The Last Empty Places, about the blank spots on the American map, by Peter Stark
THE LAST EMPTY PLACES
A Past and Present Journey Through the Blank Spots on the American Map
By Peter Stark
Ballantine. 352 pp. $26
As a travel writer, I have spent years crisscrossing the globe in search of the fabulous, the rare and the exotic. Mine has been a life-long quest for the bizarre, and my rule of thumb has been "If it ain't crazy as hell, leave it out." But time and travel are great levelers. Hack through a few jungles, stagger across three or four deserts, climb some mountains, sleep in yurts and tents and at least one wretched west African brothel, and you begin to crave something else. Something new. It's a deep-down craving, the kind pregnant women get when they feel they have to chew on dirt. It's almost primeval . . . the craving for the ordinary. It's a desire that is satisfied by Peter Stark's new book, "The Last Empty Places."
Stark is a writer and a journalist who grew up in an old log cabin in the Wisconsin woods. After 40 years of traveling the world and writing about what he has seen, it seems right and proper that he turn his attention to his homeland. From the start of his book, there's a sense that it's about coming home, Stark reacquainting himself with a blissful childhood, while somehow pitting himself against urban sprawl and the claustrophobic suffocation of the virtual world. He practices gentle observation the low-tech way.
Yet the book does begin with some high-tech thinking. Taking advice from a friend, Stark got himself a copy of the "Nighttime Map of the United States," a satellite shot showing population densities by electric lights across the country. Cross-referencing this with his Rand McNally road map, he plotted key target zones, areas of emptiness that somehow sang out to him. Uninterested in national parks (or in Alaska), Stark was more concerned with the realm of the pioneers, the American naturalists and thinkers who influenced his life: men like Thoreau, Emerson and that Scottish-born champion of the wilderness, John Muir. Over the next two-and-a-half years, Stark roamed and roamed, lured by the blank gaps in northern Maine and western Pennsylvania, in southeastern Oregon and the New Mexican desert.

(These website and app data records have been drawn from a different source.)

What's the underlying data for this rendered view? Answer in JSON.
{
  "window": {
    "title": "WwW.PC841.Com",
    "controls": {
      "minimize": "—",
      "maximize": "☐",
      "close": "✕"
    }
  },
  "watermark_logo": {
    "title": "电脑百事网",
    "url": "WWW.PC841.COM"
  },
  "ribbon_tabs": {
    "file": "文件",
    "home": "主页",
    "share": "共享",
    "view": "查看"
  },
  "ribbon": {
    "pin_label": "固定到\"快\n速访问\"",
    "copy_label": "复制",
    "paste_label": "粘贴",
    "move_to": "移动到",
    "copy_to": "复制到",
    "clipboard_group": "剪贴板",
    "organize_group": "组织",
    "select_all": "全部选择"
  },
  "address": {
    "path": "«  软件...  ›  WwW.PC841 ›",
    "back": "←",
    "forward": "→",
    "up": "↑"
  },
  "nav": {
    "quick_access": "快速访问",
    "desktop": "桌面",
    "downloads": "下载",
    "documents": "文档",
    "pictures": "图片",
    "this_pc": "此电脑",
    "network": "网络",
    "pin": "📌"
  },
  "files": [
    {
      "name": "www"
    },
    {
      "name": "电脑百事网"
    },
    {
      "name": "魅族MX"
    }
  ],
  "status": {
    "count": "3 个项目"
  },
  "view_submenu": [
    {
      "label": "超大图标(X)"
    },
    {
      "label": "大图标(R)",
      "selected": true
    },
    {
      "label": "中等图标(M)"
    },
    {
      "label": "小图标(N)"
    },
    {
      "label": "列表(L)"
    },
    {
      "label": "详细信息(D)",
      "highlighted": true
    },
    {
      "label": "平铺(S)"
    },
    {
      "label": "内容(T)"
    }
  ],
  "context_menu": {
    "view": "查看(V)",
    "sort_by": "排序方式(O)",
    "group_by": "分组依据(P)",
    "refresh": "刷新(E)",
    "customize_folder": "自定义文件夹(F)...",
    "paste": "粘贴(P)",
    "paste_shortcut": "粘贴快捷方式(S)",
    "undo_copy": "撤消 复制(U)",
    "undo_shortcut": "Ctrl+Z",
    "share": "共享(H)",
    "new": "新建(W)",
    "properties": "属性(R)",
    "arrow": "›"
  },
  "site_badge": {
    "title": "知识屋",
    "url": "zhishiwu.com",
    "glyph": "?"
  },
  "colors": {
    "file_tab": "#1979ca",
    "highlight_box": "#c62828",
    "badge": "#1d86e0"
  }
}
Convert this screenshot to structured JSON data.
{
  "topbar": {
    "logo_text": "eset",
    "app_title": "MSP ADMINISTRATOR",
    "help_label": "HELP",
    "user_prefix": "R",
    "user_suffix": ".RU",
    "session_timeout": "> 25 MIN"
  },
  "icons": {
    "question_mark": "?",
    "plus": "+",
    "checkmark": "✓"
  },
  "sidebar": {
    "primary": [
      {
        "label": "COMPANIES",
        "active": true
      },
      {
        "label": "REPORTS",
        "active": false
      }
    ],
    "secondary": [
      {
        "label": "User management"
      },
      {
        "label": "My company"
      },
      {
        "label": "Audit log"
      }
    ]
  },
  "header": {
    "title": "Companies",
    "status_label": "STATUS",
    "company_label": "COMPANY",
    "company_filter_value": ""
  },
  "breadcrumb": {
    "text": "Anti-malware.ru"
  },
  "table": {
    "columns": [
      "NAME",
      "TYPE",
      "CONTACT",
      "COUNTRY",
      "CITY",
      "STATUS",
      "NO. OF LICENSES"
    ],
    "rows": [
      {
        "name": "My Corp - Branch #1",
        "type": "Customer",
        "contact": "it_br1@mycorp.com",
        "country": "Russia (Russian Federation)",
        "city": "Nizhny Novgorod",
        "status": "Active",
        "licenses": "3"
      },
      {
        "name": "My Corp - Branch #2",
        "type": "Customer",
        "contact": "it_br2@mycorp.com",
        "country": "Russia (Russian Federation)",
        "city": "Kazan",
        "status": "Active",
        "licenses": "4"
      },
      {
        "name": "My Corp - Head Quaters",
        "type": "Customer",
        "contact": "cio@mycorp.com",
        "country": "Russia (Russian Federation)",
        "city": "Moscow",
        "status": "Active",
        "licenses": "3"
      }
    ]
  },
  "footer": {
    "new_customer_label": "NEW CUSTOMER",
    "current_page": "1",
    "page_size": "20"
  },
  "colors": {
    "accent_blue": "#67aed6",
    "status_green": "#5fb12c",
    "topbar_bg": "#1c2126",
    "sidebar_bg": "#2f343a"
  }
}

To someone who grew up largely in Europe -- which is full to the point of bursting with people, towns and cities -- there's something deliciously refreshing about rambling through the United States in search of emptiness. I often find myself imagining that it, too, will be somehow overloaded. But it isn't. The United States is a vast, mesmerizing canvas of nature, a land that in many ways is as untamed now as it was in the times of the pioneers. It's just a matter of going in search of it.
I must admit that, when I read that Stark was dragging his wife and two kids along, at least part of the way, I raised one eyebrow and then the other. "Sounds like a travel writer trying to sell us a family vacation," I said to myself. But after pushing my way through the prologue (oh, how I dislike prologues), I found myself in the warm, wonderful underbelly of Peter Stark's world. It's a realm of considerable erudition, one that's observed with a reporter's eye for detail -- a reporter of the old school, who knows never to waste a syllable, let alone a word. There's plenty of history, the kind that's nailed firmly to places and the people he encounters. There's delicious description, too, such as that of a tiny Oregon village called Fields, "It had that oasis look to it -- a distant, yellow-green island of cottonwood trees and a huge brownish valley rimmed by dry mountains."
But the most touching thing about this book is the way Stark detours us away from the world we've all been sold -- the shopping malls and the theme parks, the gridlock, the cities and the desperate homogeneity of it all. With irresistible charm he reminds us that America is still a wild and vibrant miscellany of nature, a one-of-a-kind place.
With time I can imagine "The Last Empty Places" becoming required reading in schools. And I hope it does. It's a book that the early American naturalists and the pioneers before them would be proud of, one that carves through the smoke screen of mass culture, reminding us of the true essence of America.
Tahir Shah is the author of "The Caliph's House" and "In Arabian Nights." He lives in Casablanca.